The range starts at the line containing "Read all visible content and emit it as JSON." and ends at the last line of the records below. Reproduce those lines exactly.

________________________

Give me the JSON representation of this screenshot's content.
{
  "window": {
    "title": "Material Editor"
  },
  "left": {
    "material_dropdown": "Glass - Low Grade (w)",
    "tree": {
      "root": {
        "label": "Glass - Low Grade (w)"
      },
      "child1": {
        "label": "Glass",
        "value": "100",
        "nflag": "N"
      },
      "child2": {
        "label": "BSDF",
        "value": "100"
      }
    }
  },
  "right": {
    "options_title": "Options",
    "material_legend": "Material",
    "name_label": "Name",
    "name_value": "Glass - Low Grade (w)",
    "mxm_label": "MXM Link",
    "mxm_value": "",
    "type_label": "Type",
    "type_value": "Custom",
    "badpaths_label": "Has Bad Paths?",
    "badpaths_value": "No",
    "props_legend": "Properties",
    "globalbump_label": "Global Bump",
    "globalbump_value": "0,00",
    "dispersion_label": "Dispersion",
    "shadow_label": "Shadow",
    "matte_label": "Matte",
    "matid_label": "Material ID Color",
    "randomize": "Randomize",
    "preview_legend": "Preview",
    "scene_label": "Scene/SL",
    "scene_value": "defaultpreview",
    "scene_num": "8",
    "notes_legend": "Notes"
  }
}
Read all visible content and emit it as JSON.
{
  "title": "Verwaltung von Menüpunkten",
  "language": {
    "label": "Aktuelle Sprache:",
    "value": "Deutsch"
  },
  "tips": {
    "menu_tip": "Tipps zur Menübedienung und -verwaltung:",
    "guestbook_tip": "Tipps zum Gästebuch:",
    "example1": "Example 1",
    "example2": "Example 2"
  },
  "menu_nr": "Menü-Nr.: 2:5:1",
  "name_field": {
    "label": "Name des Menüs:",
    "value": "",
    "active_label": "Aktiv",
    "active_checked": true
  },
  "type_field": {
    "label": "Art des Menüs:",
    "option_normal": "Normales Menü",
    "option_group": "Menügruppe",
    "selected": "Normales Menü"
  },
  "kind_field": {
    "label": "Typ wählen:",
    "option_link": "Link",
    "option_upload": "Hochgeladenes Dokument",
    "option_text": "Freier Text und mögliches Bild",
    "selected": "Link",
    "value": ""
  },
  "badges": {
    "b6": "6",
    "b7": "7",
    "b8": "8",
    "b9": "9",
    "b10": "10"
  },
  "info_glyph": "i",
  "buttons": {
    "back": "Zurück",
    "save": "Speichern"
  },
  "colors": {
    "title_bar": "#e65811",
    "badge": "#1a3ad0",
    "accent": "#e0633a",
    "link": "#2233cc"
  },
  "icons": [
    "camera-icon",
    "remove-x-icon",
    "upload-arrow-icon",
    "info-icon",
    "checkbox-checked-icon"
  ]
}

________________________

RESPONSE BELOW:
Read all visible content and emit it as JSON.
{
  "title": "Verwaltung von Menüpunkten",
  "language": {
    "label": "Aktuelle Sprache:",
    "value": "Deutsch"
  },
  "tips": {
    "menu_tip": "Tipps zur Menübedienung und -verwaltung:",
    "guestbook_tip": "Tipps zum Gästebuch:",
    "example1": "Example 1",
    "example2": "Example 2"
  },
  "menu_nr": "Menü-Nr.: 2:5:1",
  "name_field": {
    "label": "Name des Menüs:",
    "value": "",
    "active_label": "Aktiv",
    "active_checked": true
  },
  "type_field": {
    "label": "Art des Menüs:",
    "option_normal": "Normales Menü",
    "option_group": "Menügruppe",
    "selected": "Normales Menü"
  },
  "kind_field": {
    "label": "Typ wählen:",
    "option_link": "Link",
    "option_upload": "Hochgeladenes Dokument",
    "option_text": "Freier Text und mögliches Bild",
    "selected": "Link",
    "value": ""
  },
  "badges": {
    "b6": "6",
    "b7": "7",
    "b8": "8",
    "b9": "9",
    "b10": "10"
  },
  "info_glyph": "i",
  "buttons": {
    "back": "Zurück",
    "save": "Speichern"
  },
  "colors": {
    "title_bar": "#e65811",
    "badge": "#1a3ad0",
    "accent": "#e0633a",
    "link": "#2233cc"
  },
  "icons": [
    "camera-icon",
    "remove-x-icon",
    "upload-arrow-icon",
    "info-icon",
    "checkbox-checked-icon"
  ]
}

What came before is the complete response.